Flowers For Algernon
In the novel "Flowers For Algernon" (written by Daniel Keyes), there are several different issues discussed in relation to the way developmentally handicapped individuals are seen through the eyes of more intellectual people. From the way handicapped people are treated, to the idea of surgery being preformed to help them become more intelligent, the novel touches on many significant subjects. But more importantly, the novel shows readers what life is like from the perspective of a mentally handicapped person.
One of the most important issues in this story is the brain surgery that the main character underwent to become more intelligent. Charlie was given the opportunity to gain a knowledge that would have otherwise been unknown to him, and he would have spent the rest of his life as a handicapped man, never knowing what he could have accomplished. The experimental operation was an improvement on Charlie's life briefly, but in the end, Charlie ended up alienating himself from his friends because of the massive amount of intelligence he had acquired.

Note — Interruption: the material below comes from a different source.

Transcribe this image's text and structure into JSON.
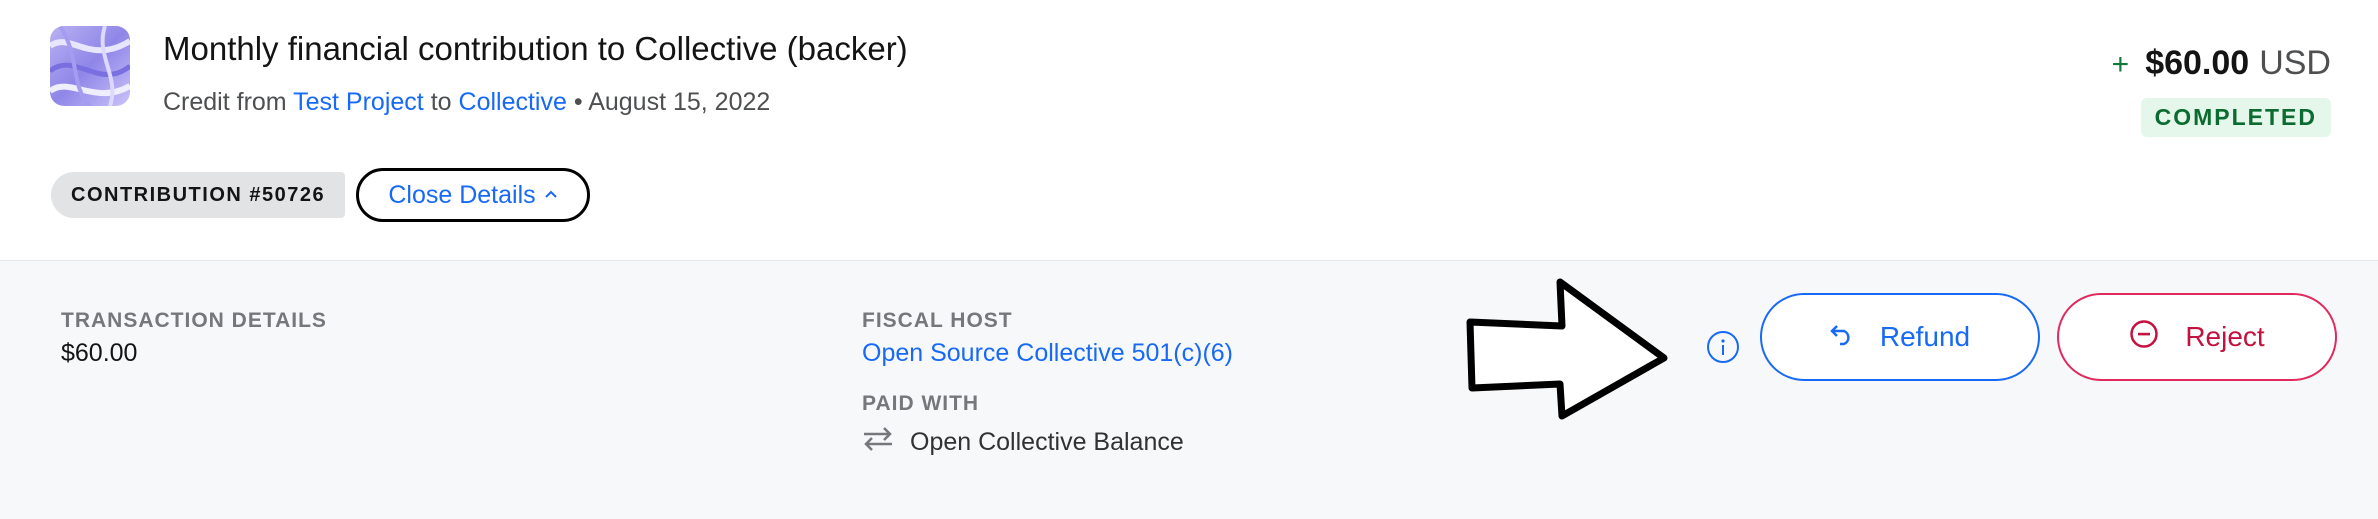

He was not longer distanced from people mentally, but psychologically instead. The operation caused changes in Charlie, and once he regressed to his former state, he seemed to be more negative about things. In addition, we are left assuming at the end of the book (since Charlie is being sent to the Warren Home) that Charlie's mental state keeps regressing. So even though the surgery made him intelligent temporarily, and showed him things that he could have never seen with the original intelligence he had, I believe it was worse to teach and show him things that he wouldn't be able to see again.
Another issue in this novel was the way the author (Keyes) portrayed Charlie's friends, Frank, Joe, and Gimpy, and...